__Task material__
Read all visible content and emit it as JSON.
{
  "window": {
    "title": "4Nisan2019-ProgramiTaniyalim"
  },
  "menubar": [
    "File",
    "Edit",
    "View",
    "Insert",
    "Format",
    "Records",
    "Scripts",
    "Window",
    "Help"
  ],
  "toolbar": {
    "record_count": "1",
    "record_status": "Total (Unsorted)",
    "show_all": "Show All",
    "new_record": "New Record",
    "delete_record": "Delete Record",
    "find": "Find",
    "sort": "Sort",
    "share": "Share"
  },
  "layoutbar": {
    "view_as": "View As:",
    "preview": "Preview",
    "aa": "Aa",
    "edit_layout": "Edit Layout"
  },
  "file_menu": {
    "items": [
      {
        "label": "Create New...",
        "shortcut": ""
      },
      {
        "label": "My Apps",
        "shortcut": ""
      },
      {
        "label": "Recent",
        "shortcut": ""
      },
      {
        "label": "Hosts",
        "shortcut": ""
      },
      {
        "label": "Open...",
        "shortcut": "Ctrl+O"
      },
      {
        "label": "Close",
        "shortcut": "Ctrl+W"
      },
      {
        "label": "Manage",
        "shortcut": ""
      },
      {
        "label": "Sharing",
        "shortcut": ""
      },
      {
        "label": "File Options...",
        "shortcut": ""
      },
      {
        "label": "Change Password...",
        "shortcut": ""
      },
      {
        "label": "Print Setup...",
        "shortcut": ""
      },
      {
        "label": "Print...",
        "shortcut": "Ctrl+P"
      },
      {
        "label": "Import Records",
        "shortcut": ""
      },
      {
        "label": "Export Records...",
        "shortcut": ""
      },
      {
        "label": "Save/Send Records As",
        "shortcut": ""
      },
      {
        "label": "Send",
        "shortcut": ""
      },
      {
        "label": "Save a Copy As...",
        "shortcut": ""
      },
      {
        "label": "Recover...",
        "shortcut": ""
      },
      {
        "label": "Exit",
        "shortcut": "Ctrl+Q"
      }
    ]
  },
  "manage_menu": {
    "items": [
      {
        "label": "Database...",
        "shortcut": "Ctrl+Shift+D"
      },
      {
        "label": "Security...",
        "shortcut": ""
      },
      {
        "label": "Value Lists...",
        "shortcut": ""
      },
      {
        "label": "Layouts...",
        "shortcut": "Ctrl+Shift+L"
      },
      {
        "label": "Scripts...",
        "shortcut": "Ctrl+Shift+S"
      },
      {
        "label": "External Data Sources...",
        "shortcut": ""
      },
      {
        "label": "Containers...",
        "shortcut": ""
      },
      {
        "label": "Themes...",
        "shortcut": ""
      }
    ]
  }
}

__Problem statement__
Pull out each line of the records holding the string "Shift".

__Reply to the exercise__
        "shortcut": "Ctrl+Shift+D"
        "shortcut": "Ctrl+Shift+L"
        "shortcut": "Ctrl+Shift+S"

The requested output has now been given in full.